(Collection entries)
★ ★ ★ ★

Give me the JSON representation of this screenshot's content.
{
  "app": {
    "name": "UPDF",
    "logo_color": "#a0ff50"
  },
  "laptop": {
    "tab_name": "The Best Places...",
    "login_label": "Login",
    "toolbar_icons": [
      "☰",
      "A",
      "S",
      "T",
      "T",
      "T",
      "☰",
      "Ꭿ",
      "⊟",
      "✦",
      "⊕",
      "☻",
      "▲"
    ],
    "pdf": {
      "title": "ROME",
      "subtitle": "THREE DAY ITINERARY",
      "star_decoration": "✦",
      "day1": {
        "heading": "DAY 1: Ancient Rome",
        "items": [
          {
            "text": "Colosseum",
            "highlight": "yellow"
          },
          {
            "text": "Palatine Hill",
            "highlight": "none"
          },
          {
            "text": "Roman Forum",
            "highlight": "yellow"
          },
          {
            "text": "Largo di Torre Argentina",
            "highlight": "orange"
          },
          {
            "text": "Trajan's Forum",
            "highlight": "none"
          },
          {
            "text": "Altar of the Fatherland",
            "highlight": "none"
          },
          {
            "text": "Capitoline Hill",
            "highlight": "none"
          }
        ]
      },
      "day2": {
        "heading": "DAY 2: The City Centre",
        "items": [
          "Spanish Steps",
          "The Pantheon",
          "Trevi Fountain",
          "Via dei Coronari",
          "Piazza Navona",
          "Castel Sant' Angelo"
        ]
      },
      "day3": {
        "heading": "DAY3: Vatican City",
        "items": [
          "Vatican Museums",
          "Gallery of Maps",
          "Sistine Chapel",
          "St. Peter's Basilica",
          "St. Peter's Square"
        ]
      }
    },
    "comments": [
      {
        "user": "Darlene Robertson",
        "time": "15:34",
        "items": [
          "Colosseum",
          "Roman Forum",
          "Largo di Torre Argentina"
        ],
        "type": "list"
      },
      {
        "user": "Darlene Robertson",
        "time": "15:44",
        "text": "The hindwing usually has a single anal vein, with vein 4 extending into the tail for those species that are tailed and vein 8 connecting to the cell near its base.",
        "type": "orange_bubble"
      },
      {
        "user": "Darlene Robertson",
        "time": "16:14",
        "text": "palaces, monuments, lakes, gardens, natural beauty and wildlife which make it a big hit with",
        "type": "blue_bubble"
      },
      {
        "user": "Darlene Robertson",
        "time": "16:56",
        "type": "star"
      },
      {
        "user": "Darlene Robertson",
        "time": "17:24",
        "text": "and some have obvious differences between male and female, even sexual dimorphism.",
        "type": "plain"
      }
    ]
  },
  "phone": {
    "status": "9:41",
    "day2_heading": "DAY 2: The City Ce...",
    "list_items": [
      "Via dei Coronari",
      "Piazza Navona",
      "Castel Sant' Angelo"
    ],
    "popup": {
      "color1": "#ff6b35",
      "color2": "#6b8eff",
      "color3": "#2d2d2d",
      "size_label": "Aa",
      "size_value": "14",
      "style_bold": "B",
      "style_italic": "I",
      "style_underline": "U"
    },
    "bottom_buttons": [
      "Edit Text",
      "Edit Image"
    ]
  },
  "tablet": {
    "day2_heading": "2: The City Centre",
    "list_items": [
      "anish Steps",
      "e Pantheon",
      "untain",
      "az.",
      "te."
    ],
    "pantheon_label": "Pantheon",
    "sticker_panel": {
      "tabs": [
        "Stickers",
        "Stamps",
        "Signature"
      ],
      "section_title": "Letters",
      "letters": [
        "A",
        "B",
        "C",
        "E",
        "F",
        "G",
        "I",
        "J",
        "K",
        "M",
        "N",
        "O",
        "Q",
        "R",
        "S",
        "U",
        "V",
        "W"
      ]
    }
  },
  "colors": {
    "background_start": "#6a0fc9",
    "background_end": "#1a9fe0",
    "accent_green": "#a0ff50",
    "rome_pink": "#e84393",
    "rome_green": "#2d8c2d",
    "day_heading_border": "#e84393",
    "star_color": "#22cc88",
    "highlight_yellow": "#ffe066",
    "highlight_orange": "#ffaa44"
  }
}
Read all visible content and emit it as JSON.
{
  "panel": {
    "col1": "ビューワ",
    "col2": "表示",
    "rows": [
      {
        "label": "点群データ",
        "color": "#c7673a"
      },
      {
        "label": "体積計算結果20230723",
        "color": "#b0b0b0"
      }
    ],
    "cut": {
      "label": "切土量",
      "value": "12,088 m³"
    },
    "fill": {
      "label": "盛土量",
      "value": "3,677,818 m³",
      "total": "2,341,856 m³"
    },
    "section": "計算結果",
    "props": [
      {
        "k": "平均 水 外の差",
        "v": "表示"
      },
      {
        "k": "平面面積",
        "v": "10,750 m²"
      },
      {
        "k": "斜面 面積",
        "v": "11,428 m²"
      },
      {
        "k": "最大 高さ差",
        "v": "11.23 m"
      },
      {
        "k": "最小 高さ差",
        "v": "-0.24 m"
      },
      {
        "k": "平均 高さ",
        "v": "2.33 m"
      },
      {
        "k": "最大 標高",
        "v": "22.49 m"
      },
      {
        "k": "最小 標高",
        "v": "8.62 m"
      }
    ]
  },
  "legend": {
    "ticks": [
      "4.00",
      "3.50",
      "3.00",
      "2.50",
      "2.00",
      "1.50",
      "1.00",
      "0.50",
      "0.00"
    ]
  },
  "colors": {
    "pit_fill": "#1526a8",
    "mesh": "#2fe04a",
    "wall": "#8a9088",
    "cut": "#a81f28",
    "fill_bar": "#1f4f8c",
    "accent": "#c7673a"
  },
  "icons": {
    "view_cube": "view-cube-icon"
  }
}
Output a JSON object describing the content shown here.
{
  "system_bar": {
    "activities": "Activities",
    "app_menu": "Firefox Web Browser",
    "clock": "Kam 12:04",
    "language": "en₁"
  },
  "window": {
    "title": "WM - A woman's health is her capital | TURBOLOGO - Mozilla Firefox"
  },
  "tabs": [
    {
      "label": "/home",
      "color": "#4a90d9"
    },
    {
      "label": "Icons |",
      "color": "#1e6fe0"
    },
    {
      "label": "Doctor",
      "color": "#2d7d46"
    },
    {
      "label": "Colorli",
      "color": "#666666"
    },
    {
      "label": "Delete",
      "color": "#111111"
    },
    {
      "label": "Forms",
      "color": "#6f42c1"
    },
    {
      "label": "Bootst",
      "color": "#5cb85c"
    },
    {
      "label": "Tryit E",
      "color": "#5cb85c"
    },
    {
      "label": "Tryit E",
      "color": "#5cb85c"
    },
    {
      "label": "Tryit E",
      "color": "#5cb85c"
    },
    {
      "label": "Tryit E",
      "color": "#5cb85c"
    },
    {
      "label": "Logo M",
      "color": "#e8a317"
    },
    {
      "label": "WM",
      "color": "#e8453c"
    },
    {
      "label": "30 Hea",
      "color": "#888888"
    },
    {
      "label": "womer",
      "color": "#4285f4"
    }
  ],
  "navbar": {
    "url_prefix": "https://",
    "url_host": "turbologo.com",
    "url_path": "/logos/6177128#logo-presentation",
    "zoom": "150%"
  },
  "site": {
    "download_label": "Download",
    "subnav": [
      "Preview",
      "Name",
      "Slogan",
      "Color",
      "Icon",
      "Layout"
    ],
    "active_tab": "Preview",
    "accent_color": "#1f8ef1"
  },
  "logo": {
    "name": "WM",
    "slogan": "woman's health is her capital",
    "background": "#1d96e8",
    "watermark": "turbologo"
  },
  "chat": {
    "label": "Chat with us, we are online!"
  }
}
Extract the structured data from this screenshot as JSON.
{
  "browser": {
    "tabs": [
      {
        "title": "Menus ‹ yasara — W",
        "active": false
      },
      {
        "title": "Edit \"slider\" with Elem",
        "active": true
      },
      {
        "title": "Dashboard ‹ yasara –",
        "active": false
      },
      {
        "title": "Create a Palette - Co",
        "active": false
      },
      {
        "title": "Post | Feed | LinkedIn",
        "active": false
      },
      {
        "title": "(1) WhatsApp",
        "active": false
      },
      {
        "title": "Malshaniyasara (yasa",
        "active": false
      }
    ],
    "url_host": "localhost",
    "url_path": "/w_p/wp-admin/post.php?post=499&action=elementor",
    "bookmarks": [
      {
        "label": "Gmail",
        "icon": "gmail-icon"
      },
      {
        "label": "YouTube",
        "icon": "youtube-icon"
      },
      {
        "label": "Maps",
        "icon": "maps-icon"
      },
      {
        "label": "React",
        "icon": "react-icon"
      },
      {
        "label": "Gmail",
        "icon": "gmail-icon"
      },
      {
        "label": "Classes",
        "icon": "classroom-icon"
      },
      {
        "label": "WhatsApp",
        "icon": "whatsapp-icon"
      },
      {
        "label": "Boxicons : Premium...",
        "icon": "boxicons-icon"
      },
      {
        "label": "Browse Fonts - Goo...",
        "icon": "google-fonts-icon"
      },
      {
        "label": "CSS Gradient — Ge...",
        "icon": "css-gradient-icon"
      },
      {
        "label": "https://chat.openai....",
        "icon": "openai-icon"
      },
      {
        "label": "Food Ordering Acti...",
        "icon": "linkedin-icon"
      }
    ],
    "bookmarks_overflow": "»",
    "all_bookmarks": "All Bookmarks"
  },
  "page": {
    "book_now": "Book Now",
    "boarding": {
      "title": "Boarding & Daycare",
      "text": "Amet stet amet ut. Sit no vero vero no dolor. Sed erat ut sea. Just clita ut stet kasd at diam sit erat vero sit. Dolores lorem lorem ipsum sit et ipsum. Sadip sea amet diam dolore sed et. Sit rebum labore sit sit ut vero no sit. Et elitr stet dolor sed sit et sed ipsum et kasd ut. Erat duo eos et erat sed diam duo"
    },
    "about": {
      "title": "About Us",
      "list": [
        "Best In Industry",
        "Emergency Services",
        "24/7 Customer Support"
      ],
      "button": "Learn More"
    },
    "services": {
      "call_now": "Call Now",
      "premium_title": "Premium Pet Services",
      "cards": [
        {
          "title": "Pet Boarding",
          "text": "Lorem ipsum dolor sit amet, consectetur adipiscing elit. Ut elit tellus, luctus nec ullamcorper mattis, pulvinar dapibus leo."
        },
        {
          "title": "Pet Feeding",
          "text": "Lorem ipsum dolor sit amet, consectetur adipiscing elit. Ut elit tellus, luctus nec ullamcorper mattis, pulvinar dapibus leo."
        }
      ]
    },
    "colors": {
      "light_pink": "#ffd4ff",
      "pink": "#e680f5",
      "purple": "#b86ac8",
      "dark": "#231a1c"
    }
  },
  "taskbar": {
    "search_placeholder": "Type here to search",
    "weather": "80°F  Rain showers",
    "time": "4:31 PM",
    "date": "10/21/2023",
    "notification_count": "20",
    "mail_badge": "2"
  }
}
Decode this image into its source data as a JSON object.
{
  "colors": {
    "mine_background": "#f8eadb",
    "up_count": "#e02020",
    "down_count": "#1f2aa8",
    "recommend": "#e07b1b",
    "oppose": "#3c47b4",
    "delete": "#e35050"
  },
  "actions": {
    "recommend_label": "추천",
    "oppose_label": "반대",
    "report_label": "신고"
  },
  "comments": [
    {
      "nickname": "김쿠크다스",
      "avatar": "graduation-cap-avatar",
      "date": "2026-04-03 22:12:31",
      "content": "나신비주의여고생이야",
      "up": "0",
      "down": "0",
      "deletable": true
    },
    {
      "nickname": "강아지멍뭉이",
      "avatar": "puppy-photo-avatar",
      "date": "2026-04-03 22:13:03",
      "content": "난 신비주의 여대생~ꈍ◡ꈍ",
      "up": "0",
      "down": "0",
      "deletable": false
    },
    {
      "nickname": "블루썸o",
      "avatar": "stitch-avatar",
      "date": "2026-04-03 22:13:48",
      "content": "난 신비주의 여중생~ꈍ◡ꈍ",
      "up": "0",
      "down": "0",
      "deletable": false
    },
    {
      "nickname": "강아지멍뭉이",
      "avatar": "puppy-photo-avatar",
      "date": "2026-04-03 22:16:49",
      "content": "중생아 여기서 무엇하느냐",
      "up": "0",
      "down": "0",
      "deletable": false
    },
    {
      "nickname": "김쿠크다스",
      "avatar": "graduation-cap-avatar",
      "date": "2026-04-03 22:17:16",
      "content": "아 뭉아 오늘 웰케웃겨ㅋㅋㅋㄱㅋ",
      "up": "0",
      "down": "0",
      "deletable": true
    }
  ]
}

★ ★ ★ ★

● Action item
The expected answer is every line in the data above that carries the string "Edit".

● Task output
      "Edit Text",
      "Edit Image"
        "title": "Edit \"slider\" with Elem",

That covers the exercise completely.